Exercise details - Type each record below again, with the same words.

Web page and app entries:
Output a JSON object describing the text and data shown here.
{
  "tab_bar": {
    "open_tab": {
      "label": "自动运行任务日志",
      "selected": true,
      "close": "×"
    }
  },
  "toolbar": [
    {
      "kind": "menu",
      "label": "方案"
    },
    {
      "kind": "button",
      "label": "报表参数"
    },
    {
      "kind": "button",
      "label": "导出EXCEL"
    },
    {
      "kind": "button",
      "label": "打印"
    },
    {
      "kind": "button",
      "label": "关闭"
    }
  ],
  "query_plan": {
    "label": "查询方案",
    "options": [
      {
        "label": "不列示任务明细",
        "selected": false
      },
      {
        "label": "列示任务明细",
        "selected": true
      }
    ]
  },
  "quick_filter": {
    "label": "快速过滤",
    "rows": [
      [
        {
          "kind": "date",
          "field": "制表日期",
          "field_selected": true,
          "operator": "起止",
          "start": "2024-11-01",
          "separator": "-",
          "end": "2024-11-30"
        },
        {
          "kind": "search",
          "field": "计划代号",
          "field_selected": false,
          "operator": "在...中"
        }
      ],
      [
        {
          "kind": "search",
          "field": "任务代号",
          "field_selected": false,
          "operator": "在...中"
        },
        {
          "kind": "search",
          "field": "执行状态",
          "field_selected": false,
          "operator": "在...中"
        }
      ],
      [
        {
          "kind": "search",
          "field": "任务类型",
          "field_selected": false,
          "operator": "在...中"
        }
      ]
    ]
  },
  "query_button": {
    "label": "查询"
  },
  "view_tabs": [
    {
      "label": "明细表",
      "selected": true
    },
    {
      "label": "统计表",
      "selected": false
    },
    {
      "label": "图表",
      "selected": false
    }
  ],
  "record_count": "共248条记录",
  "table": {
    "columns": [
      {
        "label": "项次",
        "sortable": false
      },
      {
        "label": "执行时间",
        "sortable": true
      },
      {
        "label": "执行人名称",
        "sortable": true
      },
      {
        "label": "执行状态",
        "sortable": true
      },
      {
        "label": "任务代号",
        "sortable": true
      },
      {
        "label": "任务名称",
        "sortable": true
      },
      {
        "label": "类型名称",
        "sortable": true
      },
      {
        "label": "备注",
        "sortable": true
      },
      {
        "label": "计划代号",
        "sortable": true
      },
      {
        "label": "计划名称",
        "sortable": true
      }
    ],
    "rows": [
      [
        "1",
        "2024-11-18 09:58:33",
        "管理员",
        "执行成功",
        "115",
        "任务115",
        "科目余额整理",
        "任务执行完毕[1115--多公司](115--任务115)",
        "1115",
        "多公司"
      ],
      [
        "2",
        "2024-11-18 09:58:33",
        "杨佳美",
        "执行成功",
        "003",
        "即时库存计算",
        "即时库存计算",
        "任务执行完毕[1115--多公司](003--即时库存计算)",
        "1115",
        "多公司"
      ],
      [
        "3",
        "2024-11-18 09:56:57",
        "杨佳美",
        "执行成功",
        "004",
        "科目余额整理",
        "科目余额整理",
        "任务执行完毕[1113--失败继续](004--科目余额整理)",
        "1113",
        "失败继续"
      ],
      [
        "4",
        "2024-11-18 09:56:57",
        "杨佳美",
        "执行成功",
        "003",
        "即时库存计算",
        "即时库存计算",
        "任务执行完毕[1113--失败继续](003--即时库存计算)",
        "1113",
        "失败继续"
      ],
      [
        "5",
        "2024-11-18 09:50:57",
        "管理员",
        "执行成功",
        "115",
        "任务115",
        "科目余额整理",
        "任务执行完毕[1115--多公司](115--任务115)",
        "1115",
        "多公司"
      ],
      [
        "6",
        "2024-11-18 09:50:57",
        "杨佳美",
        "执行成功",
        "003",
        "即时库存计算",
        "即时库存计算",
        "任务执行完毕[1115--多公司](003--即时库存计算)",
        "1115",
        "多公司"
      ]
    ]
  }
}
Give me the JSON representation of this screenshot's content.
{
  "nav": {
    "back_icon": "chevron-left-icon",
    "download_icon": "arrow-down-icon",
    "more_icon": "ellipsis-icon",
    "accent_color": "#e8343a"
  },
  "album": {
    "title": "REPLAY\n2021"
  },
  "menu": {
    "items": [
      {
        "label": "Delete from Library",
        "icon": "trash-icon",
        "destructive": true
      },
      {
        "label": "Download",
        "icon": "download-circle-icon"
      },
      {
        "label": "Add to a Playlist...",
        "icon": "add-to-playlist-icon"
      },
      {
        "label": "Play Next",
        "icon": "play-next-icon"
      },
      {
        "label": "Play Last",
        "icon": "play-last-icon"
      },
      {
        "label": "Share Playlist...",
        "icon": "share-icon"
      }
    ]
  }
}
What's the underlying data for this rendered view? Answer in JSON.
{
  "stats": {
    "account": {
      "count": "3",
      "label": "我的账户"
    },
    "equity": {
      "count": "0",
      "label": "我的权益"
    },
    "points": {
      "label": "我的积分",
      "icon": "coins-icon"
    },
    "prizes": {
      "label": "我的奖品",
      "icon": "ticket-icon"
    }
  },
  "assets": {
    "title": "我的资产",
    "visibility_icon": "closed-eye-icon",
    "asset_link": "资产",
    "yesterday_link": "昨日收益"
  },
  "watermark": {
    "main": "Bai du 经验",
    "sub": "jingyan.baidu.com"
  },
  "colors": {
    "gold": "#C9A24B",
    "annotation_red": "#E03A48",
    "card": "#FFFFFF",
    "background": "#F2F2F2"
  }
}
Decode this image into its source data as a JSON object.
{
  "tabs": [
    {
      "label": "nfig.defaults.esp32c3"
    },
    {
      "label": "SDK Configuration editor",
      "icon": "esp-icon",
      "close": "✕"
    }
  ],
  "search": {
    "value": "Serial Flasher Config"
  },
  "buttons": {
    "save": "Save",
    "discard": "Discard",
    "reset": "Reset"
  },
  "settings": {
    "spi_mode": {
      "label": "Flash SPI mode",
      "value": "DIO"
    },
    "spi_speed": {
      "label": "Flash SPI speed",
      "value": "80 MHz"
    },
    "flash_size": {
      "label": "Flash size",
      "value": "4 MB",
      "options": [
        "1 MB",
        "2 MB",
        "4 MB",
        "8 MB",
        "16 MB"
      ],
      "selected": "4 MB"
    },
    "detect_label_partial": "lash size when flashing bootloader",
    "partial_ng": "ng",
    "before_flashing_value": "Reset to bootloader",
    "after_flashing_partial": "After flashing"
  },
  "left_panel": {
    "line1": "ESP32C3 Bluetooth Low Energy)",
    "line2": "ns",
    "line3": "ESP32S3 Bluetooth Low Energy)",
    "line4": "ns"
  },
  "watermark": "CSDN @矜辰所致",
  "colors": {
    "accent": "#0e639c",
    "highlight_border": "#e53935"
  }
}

Written solution -
Output a JSON object describing the text and data shown here.
{
  "tab_bar": {
    "open_tab": {
      "label": "自动运行任务日志",
      "selected": true,
      "close": "×"
    }
  },
  "toolbar": [
    {
      "kind": "menu",
      "label": "方案"
    },
    {
      "kind": "button",
      "label": "报表参数"
    },
    {
      "kind": "button",
      "label": "导出EXCEL"
    },
    {
      "kind": "button",
      "label": "打印"
    },
    {
      "kind": "button",
      "label": "关闭"
    }
  ],
  "query_plan": {
    "label": "查询方案",
    "options": [
      {
        "label": "不列示任务明细",
        "selected": false
      },
      {
        "label": "列示任务明细",
        "selected": true
      }
    ]
  },
  "quick_filter": {
    "label": "快速过滤",
    "rows": [
      [
        {
          "kind": "date",
          "field": "制表日期",
          "field_selected": true,
          "operator": "起止",
          "start": "2024-11-01",
          "separator": "-",
          "end": "2024-11-30"
        },
        {
          "kind": "search",
          "field": "计划代号",
          "field_selected": false,
          "operator": "在...中"
        }
      ],
      [
        {
          "kind": "search",
          "field": "任务代号",
          "field_selected": false,
          "operator": "在...中"
        },
        {
          "kind": "search",
          "field": "执行状态",
          "field_selected": false,
          "operator": "在...中"
        }
      ],
      [
        {
          "kind": "search",
          "field": "任务类型",
          "field_selected": false,
          "operator": "在...中"
        }
      ]
    ]
  },
  "query_button": {
    "label": "查询"
  },
  "view_tabs": [
    {
      "label": "明细表",
      "selected": true
    },
    {
      "label": "统计表",
      "selected": false
    },
    {
      "label": "图表",
      "selected": false
    }
  ],
  "record_count": "共248条记录",
  "table": {
    "columns": [
      {
        "label": "项次",
        "sortable": false
      },
      {
        "label": "执行时间",
        "sortable": true
      },
      {
        "label": "执行人名称",
        "sortable": true
      },
      {
        "label": "执行状态",
        "sortable": true
      },
      {
        "label": "任务代号",
        "sortable": true
      },
      {
        "label": "任务名称",
        "sortable": true
      },
      {
        "label": "类型名称",
        "sortable": true
      },
      {
        "label": "备注",
        "sortable": true
      },
      {
        "label": "计划代号",
        "sortable": true
      },
      {
        "label": "计划名称",
        "sortable": true
      }
    ],
    "rows": [
      [
        "1",
        "2024-11-18 09:58:33",
        "管理员",
        "执行成功",
        "115",
        "任务115",
        "科目余额整理",
        "任务执行完毕[1115--多公司](115--任务115)",
        "1115",
        "多公司"
      ],
      [
        "2",
        "2024-11-18 09:58:33",
        "杨佳美",
        "执行成功",
        "003",
        "即时库存计算",
        "即时库存计算",
        "任务执行完毕[1115--多公司](003--即时库存计算)",
        "1115",
        "多公司"
      ],
      [
        "3",
        "2024-11-18 09:56:57",
        "杨佳美",
        "执行成功",
        "004",
        "科目余额整理",
        "科目余额整理",
        "任务执行完毕[1113--失败继续](004--科目余额整理)",
        "1113",
        "失败继续"
      ],
      [
        "4",
        "2024-11-18 09:56:57",
        "杨佳美",
        "执行成功",
        "003",
        "即时库存计算",
        "即时库存计算",
        "任务执行完毕[1113--失败继续](003--即时库存计算)",
        "1113",
        "失败继续"
      ],
      [
        "5",
        "2024-11-18 09:50:57",
        "管理员",
        "执行成功",
        "115",
        "任务115",
        "科目余额整理",
        "任务执行完毕[1115--多公司](115--任务115)",
        "1115",
        "多公司"
      ],
      [
        "6",
        "2024-11-18 09:50:57",
        "杨佳美",
        "执行成功",
        "003",
        "即时库存计算",
        "即时库存计算",
        "任务执行完毕[1115--多公司](003--即时库存计算)",
        "1115",
        "多公司"
      ]
    ]
  }
}
Give me the JSON representation of this screenshot's content.
{
  "nav": {
    "back_icon": "chevron-left-icon",
    "download_icon": "arrow-down-icon",
    "more_icon": "ellipsis-icon",
    "accent_color": "#e8343a"
  },
  "album": {
    "title": "REPLAY\n2021"
  },
  "menu": {
    "items": [
      {
        "label": "Delete from Library",
        "icon": "trash-icon",
        "destructive": true
      },
      {
        "label": "Download",
        "icon": "download-circle-icon"
      },
      {
        "label": "Add to a Playlist...",
        "icon": "add-to-playlist-icon"
      },
      {
        "label": "Play Next",
        "icon": "play-next-icon"
      },
      {
        "label": "Play Last",
        "icon": "play-last-icon"
      },
      {
        "label": "Share Playlist...",
        "icon": "share-icon"
      }
    ]
  }
}
What's the underlying data for this rendered view? Answer in JSON.
{
  "stats": {
    "account": {
      "count": "3",
      "label": "我的账户"
    },
    "equity": {
      "count": "0",
      "label": "我的权益"
    },
    "points": {
      "label": "我的积分",
      "icon": "coins-icon"
    },
    "prizes": {
      "label": "我的奖品",
      "icon": "ticket-icon"
    }
  },
  "assets": {
    "title": "我的资产",
    "visibility_icon": "closed-eye-icon",
    "asset_link": "资产",
    "yesterday_link": "昨日收益"
  },
  "watermark": {
    "main": "Bai du 经验",
    "sub": "jingyan.baidu.com"
  },
  "colors": {
    "gold": "#C9A24B",
    "annotation_red": "#E03A48",
    "card": "#FFFFFF",
    "background": "#F2F2F2"
  }
}
Decode this image into its source data as a JSON object.
{
  "tabs": [
    {
      "label": "nfig.defaults.esp32c3"
    },
    {
      "label": "SDK Configuration editor",
      "icon": "esp-icon",
      "close": "✕"
    }
  ],
  "search": {
    "value": "Serial Flasher Config"
  },
  "buttons": {
    "save": "Save",
    "discard": "Discard",
    "reset": "Reset"
  },
  "settings": {
    "spi_mode": {
      "label": "Flash SPI mode",
      "value": "DIO"
    },
    "spi_speed": {
      "label": "Flash SPI speed",
      "value": "80 MHz"
    },
    "flash_size": {
      "label": "Flash size",
      "value": "4 MB",
      "options": [
        "1 MB",
        "2 MB",
        "4 MB",
        "8 MB",
        "16 MB"
      ],
      "selected": "4 MB"
    },
    "detect_label_partial": "lash size when flashing bootloader",
    "partial_ng": "ng",
    "before_flashing_value": "Reset to bootloader",
    "after_flashing_partial": "After flashing"
  },
  "left_panel": {
    "line1": "ESP32C3 Bluetooth Low Energy)",
    "line2": "ns",
    "line3": "ESP32S3 Bluetooth Low Energy)",
    "line4": "ns"
  },
  "watermark": "CSDN @矜辰所致",
  "colors": {
    "accent": "#0e639c",
    "highlight_border": "#e53935"
  }
}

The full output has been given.